National Rugby League To Trial Experimental Rules For Auckland Nines

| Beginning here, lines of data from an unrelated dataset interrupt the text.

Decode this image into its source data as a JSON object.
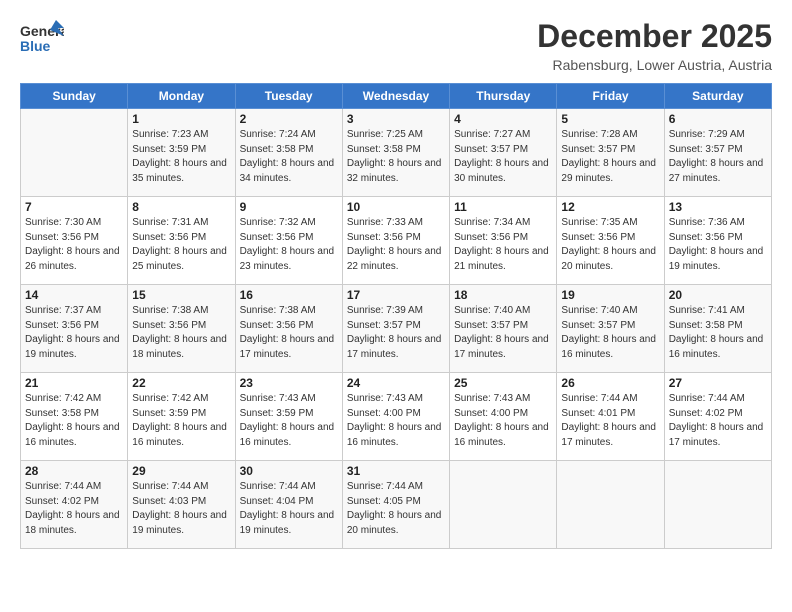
{
  "logo": {
    "line1": "General",
    "line2": "Blue"
  },
  "title": "December 2025",
  "subtitle": "Rabensburg, Lower Austria, Austria",
  "days_header": [
    "Sunday",
    "Monday",
    "Tuesday",
    "Wednesday",
    "Thursday",
    "Friday",
    "Saturday"
  ],
  "weeks": [
    [
      {
        "day": "",
        "sunrise": "",
        "sunset": "",
        "daylight": ""
      },
      {
        "day": "1",
        "sunrise": "Sunrise: 7:23 AM",
        "sunset": "Sunset: 3:59 PM",
        "daylight": "Daylight: 8 hours and 35 minutes."
      },
      {
        "day": "2",
        "sunrise": "Sunrise: 7:24 AM",
        "sunset": "Sunset: 3:58 PM",
        "daylight": "Daylight: 8 hours and 34 minutes."
      },
      {
        "day": "3",
        "sunrise": "Sunrise: 7:25 AM",
        "sunset": "Sunset: 3:58 PM",
        "daylight": "Daylight: 8 hours and 32 minutes."
      },
      {
        "day": "4",
        "sunrise": "Sunrise: 7:27 AM",
        "sunset": "Sunset: 3:57 PM",
        "daylight": "Daylight: 8 hours and 30 minutes."
      },
      {
        "day": "5",
        "sunrise": "Sunrise: 7:28 AM",
        "sunset": "Sunset: 3:57 PM",
        "daylight": "Daylight: 8 hours and 29 minutes."
      },
      {
        "day": "6",
        "sunrise": "Sunrise: 7:29 AM",
        "sunset": "Sunset: 3:57 PM",
        "daylight": "Daylight: 8 hours and 27 minutes."
      }
    ],
    [
      {
        "day": "7",
        "sunrise": "Sunrise: 7:30 AM",
        "sunset": "Sunset: 3:56 PM",
        "daylight": "Daylight: 8 hours and 26 minutes."
      },
      {
        "day": "8",
        "sunrise": "Sunrise: 7:31 AM",
        "sunset": "Sunset: 3:56 PM",
        "daylight": "Daylight: 8 hours and 25 minutes."
      },
      {
        "day": "9",
        "sunrise": "Sunrise: 7:32 AM",
        "sunset": "Sunset: 3:56 PM",
        "daylight": "Daylight: 8 hours and 23 minutes."
      },
      {
        "day": "10",
        "sunrise": "Sunrise: 7:33 AM",
        "sunset": "Sunset: 3:56 PM",
        "daylight": "Daylight: 8 hours and 22 minutes."
      },
      {
        "day": "11",
        "sunrise": "Sunrise: 7:34 AM",
        "sunset": "Sunset: 3:56 PM",
        "daylight": "Daylight: 8 hours and 21 minutes."
      },
      {
        "day": "12",
        "sunrise": "Sunrise: 7:35 AM",
        "sunset": "Sunset: 3:56 PM",
        "daylight": "Daylight: 8 hours and 20 minutes."
      },
      {
        "day": "13",
        "sunrise": "Sunrise: 7:36 AM",
        "sunset": "Sunset: 3:56 PM",
        "daylight": "Daylight: 8 hours and 19 minutes."
      }
    ],
    [
      {
        "day": "14",
        "sunrise": "Sunrise: 7:37 AM",
        "sunset": "Sunset: 3:56 PM",
        "daylight": "Daylight: 8 hours and 19 minutes."
      },
      {
        "day": "15",
        "sunrise": "Sunrise: 7:38 AM",
        "sunset": "Sunset: 3:56 PM",
        "daylight": "Daylight: 8 hours and 18 minutes."
      },
      {
        "day": "16",
        "sunrise": "Sunrise: 7:38 AM",
        "sunset": "Sunset: 3:56 PM",
        "daylight": "Daylight: 8 hours and 17 minutes."
      },
      {
        "day": "17",
        "sunrise": "Sunrise: 7:39 AM",
        "sunset": "Sunset: 3:57 PM",
        "daylight": "Daylight: 8 hours and 17 minutes."
      },
      {
        "day": "18",
        "sunrise": "Sunrise: 7:40 AM",
        "sunset": "Sunset: 3:57 PM",
        "daylight": "Daylight: 8 hours and 17 minutes."
      },
      {
        "day": "19",
        "sunrise": "Sunrise: 7:40 AM",
        "sunset": "Sunset: 3:57 PM",
        "daylight": "Daylight: 8 hours and 16 minutes."
      },
      {
        "day": "20",
        "sunrise": "Sunrise: 7:41 AM",
        "sunset": "Sunset: 3:58 PM",
        "daylight": "Daylight: 8 hours and 16 minutes."
      }
    ],
    [
      {
        "day": "21",
        "sunrise": "Sunrise: 7:42 AM",
        "sunset": "Sunset: 3:58 PM",
        "daylight": "Daylight: 8 hours and 16 minutes."
      },
      {
        "day": "22",
        "sunrise": "Sunrise: 7:42 AM",
        "sunset": "Sunset: 3:59 PM",
        "daylight": "Daylight: 8 hours and 16 minutes."
      },
      {
        "day": "23",
        "sunrise": "Sunrise: 7:43 AM",
        "sunset": "Sunset: 3:59 PM",
        "daylight": "Daylight: 8 hours and 16 minutes."
      },
      {
        "day": "24",
        "sunrise": "Sunrise: 7:43 AM",
        "sunset": "Sunset: 4:00 PM",
        "daylight": "Daylight: 8 hours and 16 minutes."
      },
      {
        "day": "25",
        "sunrise": "Sunrise: 7:43 AM",
        "sunset": "Sunset: 4:00 PM",
        "daylight": "Daylight: 8 hours and 16 minutes."
      },
      {
        "day": "26",
        "sunrise": "Sunrise: 7:44 AM",
        "sunset": "Sunset: 4:01 PM",
        "daylight": "Daylight: 8 hours and 17 minutes."
      },
      {
        "day": "27",
        "sunrise": "Sunrise: 7:44 AM",
        "sunset": "Sunset: 4:02 PM",
        "daylight": "Daylight: 8 hours and 17 minutes."
      }
    ],
    [
      {
        "day": "28",
        "sunrise": "Sunrise: 7:44 AM",
        "sunset": "Sunset: 4:02 PM",
        "daylight": "Daylight: 8 hours and 18 minutes."
      },
      {
        "day": "29",
        "sunrise": "Sunrise: 7:44 AM",
        "sunset": "Sunset: 4:03 PM",
        "daylight": "Daylight: 8 hours and 19 minutes."
      },
      {
        "day": "30",
        "sunrise": "Sunrise: 7:44 AM",
        "sunset": "Sunset: 4:04 PM",
        "daylight": "Daylight: 8 hours and 19 minutes."
      },
      {
        "day": "31",
        "sunrise": "Sunrise: 7:44 AM",
        "sunset": "Sunset: 4:05 PM",
        "daylight": "Daylight: 8 hours and 20 minutes."
      },
      {
        "day": "",
        "sunrise": "",
        "sunset": "",
        "daylight": ""
      },
      {
        "day": "",
        "sunrise": "",
        "sunset": "",
        "daylight": ""
      },
      {
        "day": "",
        "sunrise": "",
        "sunset": "",
        "daylight": ""
      }
    ]
  ]
}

The National Rugby League "will experiment with golden try as part of several rule changes for the Auckland Nines tournament in February," according to Michael Chammas of the SYDNEY MORNING HERALD. At the launch of the Nines rules in Auckland on Tuesday morning, the NRL announced that "it would replace golden point with a golden try period in the shortened format of the game, with five minutes of extra time to be played in the qualifying rounds, while there will be unlimited extra time in the finals." Video referees have also been scrapped for the Nines tournament on Feb.15-16 at Eden Park, "as well as the implementation of a five tackle rule and a bonus zone behind the posts for a five point try." The NRL will use the nine-a-side tournament, which has a A$2.6M ($2.4M) prize pool, "to trial a number of rule changes, including several adjustments to the speed of the play" (SMH, 12/3). In Sydney, David Riccio wrote concerns are over scheduling and the length of the NRL season. And which players will be made available for the Nines "remains the biggest question for organisers and fans." It is also a dilemma for coaches after confirmation from the NRL on Monday that "any act of foul play during the Nines will be analysed under the microscope of a match review committee." Carry-over points "will also carry over into the NRL season" (DAILY TELEGRAPH, 12/3). The AAP reported NRL Football Operations Manager Nathan McGuirk said that "the game's governing body would keep a close eye on how it was received in the shorter format of the game." McGuirk said, "The fans want to see tries and that is what we want to see too. Obviously we will monitor all of these changes." The NRL "will trial a number of other innovations at the nines." Scrums "are only to be packed after a double infringement, with a handover ensuing instead" (AAP, 12/3). In Sydney, Chammas also wrote the NRL is yet to finalize its match review process for the inaugural tournament to be played at Eden Park on Feb.15 and 16, "but players who are charged or put on report could miss the start of the NRL season." While most clubs are reluctant to risk their star players being injured, "the news that suspension in the Nines tournament could carry over to the NRL may act as a deterrent for some clubs still deciding on the calibre of players they will send over for the tournament" (SMH, 12/3).